* [Supplied material]:

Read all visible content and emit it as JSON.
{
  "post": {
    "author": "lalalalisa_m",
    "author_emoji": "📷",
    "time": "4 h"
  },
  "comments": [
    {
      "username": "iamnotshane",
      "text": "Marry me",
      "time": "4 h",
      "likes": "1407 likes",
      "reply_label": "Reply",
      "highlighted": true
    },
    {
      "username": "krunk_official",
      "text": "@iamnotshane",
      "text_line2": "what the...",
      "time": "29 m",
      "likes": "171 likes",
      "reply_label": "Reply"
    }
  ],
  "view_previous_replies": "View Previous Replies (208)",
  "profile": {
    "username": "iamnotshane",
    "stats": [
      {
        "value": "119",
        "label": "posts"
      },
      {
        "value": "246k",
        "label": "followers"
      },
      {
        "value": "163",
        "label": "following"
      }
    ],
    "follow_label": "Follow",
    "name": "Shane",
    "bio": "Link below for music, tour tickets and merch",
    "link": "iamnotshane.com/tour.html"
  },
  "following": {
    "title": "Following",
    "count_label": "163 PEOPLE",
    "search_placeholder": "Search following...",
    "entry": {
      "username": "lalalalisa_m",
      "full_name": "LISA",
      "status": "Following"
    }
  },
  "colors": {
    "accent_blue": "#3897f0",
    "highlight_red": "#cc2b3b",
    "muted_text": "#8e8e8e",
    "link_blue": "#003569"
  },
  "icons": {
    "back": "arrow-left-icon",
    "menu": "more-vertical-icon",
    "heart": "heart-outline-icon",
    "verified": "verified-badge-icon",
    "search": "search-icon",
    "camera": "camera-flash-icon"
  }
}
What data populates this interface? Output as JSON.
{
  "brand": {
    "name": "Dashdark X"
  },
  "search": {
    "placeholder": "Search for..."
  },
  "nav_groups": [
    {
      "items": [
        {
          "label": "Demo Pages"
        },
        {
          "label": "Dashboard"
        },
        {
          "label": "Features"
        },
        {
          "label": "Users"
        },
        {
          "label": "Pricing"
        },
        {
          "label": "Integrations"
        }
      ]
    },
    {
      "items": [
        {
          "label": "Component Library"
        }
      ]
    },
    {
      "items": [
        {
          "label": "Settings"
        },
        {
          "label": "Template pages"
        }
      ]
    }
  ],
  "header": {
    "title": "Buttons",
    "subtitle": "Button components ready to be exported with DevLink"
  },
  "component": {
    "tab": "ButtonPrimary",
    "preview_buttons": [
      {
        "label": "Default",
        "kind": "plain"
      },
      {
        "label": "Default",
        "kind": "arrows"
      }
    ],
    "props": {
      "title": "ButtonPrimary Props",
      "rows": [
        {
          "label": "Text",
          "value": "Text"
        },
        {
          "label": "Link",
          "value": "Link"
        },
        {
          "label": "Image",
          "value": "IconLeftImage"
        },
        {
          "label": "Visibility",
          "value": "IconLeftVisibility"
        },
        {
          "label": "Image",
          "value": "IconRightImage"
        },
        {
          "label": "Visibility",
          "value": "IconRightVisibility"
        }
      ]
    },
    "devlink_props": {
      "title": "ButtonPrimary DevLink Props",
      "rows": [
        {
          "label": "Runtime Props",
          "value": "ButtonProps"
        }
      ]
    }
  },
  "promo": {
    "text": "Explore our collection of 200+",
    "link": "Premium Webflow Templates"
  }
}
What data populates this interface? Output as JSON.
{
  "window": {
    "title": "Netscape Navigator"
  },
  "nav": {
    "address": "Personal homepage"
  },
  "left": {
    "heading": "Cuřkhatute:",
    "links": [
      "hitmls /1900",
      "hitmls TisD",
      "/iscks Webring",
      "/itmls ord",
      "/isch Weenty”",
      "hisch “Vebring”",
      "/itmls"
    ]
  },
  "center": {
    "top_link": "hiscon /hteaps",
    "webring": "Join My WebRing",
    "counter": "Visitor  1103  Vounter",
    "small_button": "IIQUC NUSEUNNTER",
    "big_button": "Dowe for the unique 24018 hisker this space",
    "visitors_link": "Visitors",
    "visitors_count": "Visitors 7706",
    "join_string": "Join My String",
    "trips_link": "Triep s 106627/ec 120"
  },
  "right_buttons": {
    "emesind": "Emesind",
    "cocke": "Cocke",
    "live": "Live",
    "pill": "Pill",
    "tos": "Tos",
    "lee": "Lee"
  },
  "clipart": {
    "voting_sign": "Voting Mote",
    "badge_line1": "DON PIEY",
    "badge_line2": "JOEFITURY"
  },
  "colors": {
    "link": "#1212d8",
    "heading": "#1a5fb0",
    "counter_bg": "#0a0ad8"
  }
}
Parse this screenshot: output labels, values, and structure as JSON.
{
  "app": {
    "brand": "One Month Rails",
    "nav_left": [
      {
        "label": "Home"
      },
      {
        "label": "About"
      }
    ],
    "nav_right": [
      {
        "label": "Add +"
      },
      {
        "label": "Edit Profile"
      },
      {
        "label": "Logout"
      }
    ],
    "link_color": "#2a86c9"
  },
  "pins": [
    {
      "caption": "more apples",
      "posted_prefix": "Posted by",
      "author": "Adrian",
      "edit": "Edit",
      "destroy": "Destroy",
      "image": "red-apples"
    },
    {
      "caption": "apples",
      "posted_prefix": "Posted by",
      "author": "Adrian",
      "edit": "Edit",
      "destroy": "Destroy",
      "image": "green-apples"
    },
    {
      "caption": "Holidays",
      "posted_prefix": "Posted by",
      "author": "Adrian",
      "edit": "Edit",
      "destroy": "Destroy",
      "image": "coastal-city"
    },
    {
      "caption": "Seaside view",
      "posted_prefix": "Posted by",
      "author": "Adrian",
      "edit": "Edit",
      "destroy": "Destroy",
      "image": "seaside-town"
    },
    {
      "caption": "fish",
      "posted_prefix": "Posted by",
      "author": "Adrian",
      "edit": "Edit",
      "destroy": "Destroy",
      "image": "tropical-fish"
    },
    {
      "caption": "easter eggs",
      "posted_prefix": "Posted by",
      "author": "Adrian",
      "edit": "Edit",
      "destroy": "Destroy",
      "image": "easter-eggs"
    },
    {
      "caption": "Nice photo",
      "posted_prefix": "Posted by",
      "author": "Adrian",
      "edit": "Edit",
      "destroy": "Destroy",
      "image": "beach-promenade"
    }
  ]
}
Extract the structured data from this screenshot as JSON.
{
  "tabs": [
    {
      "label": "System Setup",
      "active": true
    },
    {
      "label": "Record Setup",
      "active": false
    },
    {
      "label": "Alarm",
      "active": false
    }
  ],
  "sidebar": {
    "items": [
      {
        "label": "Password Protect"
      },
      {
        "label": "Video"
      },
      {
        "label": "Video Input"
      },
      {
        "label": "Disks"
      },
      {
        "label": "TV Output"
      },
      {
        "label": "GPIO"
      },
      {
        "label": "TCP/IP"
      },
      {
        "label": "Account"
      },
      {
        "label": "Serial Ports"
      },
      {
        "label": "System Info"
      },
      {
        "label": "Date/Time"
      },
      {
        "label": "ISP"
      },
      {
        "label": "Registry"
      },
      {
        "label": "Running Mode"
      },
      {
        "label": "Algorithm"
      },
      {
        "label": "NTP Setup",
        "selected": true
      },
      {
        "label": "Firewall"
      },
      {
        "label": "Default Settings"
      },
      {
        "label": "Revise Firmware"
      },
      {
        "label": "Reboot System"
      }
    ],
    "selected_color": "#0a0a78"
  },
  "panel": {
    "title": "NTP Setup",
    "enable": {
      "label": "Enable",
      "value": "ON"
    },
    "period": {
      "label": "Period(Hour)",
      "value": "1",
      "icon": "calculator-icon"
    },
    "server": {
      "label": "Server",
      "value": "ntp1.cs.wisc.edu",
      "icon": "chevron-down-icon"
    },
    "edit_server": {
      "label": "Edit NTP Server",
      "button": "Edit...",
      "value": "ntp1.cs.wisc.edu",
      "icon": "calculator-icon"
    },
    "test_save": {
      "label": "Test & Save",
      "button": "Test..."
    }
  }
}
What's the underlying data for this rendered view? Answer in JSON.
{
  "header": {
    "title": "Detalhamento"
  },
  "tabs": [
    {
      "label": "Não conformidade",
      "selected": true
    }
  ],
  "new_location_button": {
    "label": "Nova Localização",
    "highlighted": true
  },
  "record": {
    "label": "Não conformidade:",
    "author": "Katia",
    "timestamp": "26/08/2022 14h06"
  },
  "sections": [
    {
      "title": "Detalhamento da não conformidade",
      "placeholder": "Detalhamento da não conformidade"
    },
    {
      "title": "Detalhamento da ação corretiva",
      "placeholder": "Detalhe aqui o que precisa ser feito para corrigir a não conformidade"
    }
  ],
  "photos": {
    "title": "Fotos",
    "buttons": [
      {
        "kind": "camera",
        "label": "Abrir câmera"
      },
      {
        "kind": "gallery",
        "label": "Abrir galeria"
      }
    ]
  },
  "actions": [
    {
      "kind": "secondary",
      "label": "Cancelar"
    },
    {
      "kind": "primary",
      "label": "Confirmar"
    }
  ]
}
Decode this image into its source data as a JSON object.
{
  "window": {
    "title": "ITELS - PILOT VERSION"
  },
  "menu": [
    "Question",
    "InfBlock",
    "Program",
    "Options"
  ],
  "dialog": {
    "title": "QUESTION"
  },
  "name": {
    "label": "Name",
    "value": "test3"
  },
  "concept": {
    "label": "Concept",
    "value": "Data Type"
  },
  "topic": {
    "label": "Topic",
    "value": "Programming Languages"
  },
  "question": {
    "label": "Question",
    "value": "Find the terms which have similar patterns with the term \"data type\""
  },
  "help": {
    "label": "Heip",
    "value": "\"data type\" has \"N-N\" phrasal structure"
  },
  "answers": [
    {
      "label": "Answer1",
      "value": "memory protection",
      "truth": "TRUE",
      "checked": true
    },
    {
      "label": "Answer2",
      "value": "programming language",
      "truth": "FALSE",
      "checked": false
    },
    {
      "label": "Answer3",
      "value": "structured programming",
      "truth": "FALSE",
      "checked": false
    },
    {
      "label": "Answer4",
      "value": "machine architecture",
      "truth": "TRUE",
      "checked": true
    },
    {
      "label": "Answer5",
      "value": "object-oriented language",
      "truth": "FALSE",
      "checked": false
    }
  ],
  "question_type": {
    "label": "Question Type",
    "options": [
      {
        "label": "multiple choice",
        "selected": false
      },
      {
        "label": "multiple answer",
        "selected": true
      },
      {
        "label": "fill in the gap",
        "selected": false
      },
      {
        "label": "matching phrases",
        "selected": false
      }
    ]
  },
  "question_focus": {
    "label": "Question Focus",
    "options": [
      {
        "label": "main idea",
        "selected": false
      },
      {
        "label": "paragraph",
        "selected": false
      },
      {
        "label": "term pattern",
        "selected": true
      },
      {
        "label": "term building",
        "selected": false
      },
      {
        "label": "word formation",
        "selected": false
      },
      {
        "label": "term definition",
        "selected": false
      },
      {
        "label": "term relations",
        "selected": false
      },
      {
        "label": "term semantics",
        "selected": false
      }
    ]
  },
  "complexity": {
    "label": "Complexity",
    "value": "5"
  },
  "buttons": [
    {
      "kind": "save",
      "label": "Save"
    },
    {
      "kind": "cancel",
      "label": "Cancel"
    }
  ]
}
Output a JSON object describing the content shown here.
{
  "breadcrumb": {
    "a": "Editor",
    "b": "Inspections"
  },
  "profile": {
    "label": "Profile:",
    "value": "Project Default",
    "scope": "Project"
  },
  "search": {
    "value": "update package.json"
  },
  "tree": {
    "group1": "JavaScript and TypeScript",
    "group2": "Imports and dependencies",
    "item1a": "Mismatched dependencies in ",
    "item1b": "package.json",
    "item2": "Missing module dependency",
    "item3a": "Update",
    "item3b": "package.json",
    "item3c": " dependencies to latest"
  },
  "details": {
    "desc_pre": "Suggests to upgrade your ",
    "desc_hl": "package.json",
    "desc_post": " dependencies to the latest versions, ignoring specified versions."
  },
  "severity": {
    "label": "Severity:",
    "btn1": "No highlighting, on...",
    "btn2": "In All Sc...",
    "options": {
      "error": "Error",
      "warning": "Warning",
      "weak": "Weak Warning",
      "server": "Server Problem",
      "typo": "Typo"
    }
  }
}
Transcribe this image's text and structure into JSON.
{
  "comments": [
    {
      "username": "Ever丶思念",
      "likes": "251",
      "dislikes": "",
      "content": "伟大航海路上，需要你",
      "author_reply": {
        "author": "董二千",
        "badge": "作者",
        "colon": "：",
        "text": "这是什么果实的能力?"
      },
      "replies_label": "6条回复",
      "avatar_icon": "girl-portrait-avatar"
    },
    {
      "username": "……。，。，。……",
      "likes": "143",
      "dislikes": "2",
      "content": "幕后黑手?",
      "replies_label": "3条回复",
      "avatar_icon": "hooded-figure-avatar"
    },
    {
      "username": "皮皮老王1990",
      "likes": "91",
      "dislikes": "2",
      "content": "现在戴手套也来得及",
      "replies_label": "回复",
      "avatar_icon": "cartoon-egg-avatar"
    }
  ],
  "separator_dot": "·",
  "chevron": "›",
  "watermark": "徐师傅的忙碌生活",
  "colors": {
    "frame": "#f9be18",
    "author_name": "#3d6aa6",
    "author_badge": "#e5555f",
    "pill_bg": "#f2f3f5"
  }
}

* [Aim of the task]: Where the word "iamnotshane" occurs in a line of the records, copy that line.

* [Reply]:
      "username": "iamnotshane",
      "text": "@iamnotshane",
    "username": "iamnotshane",
    "link": "iamnotshane.com/tour.html"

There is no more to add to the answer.